A major spike in purchasing occurred at the onset of the pandemic in March, as consumers prepared to settle in, stocking up and at-home cocktail making took a major increase. Throughout the summer, purchasing behavior sustained at unprecedentedly high rates. Q4 saw typical seasonal incline, with December sales representing the second highest of the year. Overall, the dramatic sales impact at the start of the pandemic has sustained as consumers have adapted to the new way of shopping for alcohol. While the data in this chart represents year over year growth specific to Drizly, there has been significant growth overall within the category as a whole.

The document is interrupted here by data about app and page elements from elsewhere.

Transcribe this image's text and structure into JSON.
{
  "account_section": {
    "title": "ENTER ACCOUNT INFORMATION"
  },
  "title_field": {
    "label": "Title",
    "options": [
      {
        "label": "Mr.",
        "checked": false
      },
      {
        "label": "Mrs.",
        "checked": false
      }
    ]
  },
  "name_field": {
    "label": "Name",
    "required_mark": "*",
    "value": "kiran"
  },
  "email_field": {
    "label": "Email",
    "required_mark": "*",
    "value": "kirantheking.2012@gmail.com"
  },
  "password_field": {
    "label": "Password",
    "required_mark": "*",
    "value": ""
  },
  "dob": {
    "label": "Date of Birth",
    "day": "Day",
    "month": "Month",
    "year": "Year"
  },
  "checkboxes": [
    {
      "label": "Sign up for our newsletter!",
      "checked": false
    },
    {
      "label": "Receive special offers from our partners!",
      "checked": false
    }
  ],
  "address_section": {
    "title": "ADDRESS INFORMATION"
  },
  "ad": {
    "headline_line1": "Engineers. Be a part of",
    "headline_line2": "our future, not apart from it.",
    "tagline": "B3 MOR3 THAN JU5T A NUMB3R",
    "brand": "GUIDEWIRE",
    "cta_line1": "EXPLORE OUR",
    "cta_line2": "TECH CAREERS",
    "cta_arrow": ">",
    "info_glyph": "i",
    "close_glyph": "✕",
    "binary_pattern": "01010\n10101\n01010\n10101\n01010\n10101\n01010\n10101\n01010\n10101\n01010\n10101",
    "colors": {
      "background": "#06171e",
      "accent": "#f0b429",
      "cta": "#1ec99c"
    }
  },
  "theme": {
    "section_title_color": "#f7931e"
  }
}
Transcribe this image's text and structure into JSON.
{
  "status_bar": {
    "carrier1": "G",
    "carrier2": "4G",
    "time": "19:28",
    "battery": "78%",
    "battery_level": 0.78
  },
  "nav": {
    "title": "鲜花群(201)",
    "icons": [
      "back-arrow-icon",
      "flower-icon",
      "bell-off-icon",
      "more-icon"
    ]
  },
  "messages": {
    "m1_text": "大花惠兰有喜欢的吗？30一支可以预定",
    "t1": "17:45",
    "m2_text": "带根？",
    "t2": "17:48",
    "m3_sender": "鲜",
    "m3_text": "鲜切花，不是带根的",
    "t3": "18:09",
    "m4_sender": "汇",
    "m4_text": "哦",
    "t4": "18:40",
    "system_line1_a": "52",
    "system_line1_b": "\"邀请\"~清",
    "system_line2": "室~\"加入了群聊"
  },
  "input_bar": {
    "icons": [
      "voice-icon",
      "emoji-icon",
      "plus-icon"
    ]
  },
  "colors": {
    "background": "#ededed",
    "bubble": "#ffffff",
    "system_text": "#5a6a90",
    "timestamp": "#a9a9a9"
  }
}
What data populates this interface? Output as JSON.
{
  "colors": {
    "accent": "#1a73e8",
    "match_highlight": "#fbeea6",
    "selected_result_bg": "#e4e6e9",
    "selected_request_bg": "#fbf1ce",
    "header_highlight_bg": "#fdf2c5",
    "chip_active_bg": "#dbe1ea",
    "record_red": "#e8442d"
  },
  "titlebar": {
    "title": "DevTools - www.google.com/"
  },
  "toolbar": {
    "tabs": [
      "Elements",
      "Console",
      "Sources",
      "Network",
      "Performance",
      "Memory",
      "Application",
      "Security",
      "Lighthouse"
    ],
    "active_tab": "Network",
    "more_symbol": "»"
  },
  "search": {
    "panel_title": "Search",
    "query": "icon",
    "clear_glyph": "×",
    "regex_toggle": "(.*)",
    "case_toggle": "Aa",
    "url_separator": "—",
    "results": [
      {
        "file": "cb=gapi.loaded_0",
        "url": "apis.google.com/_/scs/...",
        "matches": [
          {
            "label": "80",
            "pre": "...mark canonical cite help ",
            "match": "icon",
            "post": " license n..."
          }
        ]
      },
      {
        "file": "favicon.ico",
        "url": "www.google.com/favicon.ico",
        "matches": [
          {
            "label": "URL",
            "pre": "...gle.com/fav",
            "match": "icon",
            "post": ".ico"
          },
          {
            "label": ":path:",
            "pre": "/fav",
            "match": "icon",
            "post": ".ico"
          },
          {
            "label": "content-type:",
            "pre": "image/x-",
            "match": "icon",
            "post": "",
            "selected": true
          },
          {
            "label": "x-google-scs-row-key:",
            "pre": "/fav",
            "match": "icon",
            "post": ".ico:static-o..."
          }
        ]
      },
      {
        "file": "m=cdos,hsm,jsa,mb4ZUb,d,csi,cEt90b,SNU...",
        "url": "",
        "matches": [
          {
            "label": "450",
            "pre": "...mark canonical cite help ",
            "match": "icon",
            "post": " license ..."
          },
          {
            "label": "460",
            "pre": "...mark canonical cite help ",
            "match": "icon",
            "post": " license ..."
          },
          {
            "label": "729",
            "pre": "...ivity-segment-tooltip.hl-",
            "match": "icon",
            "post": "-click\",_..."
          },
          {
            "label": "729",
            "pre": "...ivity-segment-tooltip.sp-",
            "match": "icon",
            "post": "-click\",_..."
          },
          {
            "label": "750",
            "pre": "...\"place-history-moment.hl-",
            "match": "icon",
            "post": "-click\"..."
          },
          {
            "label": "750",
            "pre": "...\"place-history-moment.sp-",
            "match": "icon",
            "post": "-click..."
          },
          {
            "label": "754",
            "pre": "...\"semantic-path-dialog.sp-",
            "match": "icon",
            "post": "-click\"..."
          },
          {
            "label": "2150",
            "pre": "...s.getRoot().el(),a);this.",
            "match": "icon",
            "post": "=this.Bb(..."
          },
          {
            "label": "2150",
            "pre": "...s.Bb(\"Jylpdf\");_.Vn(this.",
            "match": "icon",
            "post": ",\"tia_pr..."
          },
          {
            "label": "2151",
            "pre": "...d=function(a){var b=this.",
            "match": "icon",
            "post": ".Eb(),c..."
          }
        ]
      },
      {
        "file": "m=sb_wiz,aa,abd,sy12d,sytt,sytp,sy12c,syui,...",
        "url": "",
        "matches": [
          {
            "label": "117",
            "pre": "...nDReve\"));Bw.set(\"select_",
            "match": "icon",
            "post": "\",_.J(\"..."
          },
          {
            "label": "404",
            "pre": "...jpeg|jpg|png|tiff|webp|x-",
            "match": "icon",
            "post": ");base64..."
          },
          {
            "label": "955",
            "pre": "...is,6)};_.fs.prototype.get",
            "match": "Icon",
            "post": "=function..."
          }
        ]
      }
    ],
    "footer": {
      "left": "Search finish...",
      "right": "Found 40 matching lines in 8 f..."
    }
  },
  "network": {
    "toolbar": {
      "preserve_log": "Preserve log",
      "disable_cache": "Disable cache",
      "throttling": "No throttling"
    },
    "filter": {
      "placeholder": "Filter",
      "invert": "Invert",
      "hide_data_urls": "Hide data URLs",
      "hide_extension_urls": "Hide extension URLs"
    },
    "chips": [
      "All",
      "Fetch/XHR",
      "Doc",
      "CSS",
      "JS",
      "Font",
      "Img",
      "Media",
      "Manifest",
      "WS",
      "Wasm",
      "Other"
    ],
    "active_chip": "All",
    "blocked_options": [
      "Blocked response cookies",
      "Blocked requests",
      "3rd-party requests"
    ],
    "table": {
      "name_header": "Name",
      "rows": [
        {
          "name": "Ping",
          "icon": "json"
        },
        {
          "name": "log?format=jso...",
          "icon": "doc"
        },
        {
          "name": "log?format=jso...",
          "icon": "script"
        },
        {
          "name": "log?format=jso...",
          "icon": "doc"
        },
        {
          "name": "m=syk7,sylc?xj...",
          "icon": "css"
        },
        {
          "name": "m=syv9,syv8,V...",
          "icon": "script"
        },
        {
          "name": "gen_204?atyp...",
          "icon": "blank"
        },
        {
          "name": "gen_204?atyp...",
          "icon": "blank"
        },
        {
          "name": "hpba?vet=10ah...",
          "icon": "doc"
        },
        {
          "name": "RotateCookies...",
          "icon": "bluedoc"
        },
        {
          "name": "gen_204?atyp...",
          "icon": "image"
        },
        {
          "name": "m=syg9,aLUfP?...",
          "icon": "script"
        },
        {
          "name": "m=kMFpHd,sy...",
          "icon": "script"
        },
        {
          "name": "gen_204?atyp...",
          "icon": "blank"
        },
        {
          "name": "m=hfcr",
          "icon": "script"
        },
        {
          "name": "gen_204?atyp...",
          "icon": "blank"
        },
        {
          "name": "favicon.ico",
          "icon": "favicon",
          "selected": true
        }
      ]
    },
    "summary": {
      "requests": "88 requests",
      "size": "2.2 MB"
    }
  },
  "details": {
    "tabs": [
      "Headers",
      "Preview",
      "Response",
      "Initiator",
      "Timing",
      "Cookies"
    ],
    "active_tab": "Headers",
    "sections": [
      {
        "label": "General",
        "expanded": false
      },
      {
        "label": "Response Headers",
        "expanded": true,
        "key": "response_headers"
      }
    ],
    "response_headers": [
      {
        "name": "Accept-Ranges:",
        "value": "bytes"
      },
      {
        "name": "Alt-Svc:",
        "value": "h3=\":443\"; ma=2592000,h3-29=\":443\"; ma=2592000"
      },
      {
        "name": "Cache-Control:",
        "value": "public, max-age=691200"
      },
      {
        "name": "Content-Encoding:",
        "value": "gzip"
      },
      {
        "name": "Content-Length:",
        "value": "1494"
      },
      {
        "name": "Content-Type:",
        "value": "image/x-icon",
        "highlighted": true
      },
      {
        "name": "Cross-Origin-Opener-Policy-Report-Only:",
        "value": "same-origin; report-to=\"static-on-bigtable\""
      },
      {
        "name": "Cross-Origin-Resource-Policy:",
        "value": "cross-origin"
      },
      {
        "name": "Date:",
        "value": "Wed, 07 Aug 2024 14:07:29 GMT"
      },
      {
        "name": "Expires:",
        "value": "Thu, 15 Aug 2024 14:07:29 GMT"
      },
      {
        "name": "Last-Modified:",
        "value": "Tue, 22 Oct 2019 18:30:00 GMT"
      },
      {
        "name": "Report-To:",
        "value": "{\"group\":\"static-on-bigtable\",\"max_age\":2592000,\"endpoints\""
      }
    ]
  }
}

From February to March 2020, average order volume increased 50%, indicating that consumers were exhibiting a “stock up” mentality. Order volume ebbed and flowed throughout subsequent months, but looking at one-year-later, basket size has significantly grown (20%), well-above baseline new normal.
Historically, wine has reigned supreme as the largest category on Drizly, followed by liquor, beer and extras. In February 2020, wine accounted for about 41% of category share. However, amidst the peak pandemic period (March-May 2020) liquor overtook wine and as the largest category. Now at 41% in March 2021, liquor continues to hold the top spot. Paired with the fact that sales of mixers, bitters and other cocktail ingredients have risen sharply on Drizly since mid-March 2020, this is indicative of the rise in at-home cocktail making and a generally new view on at-home drinking behavior.
A few key subcategories have seen substantial shifts amidst the pandemic. Perhaps the most notable is a major spike in sparkling wine and champagne. While there was an initial decline at the onset of the pandemic, as celebratory gatherings and gifting happened largely from afar, this subcategory grew dramatically throughout the second half of the year. Liqueur, cordials and schnapps also surged as consumers experimented with at-home cocktail making. Further, tequila and ready to drink cocktails experienced a steady increase since February 2020.
Prior to the pandemic, gifts represented about 3% of all orders on Drizly, with a typical holiday surge to around 9%. When large gatherings and in-person celebrations were curtailed throughout spring of 2020, share of gift orders increased by about 2%. Holiday 2020 represented an all-time-high for gifting, at an unprecedented 19% of order share. With the COVID restrictions tighter than ever in Q4, consumers looked online to spread love from afar, with alcohol serving as a perfect, special gift. Since then, gifting has maintained a significantly higher-than-baseline share, at 10% of all orders. Whether a special holiday or a typical Tuesday, consumers have now adopted a new way to spread cheer: The gift of Drizly.
For a deeper dive into the lasting impact of the pandemic on the alcohol industry, join BevAlc Insights’ One Year Post Lockdown: What We’ve Learned and What’s Next for Retailers webinar on March 24. Hear actionable ideas to optimize and grow your retail business in a post-COVID world from a panel of industry experts.REGISTER FOR FREE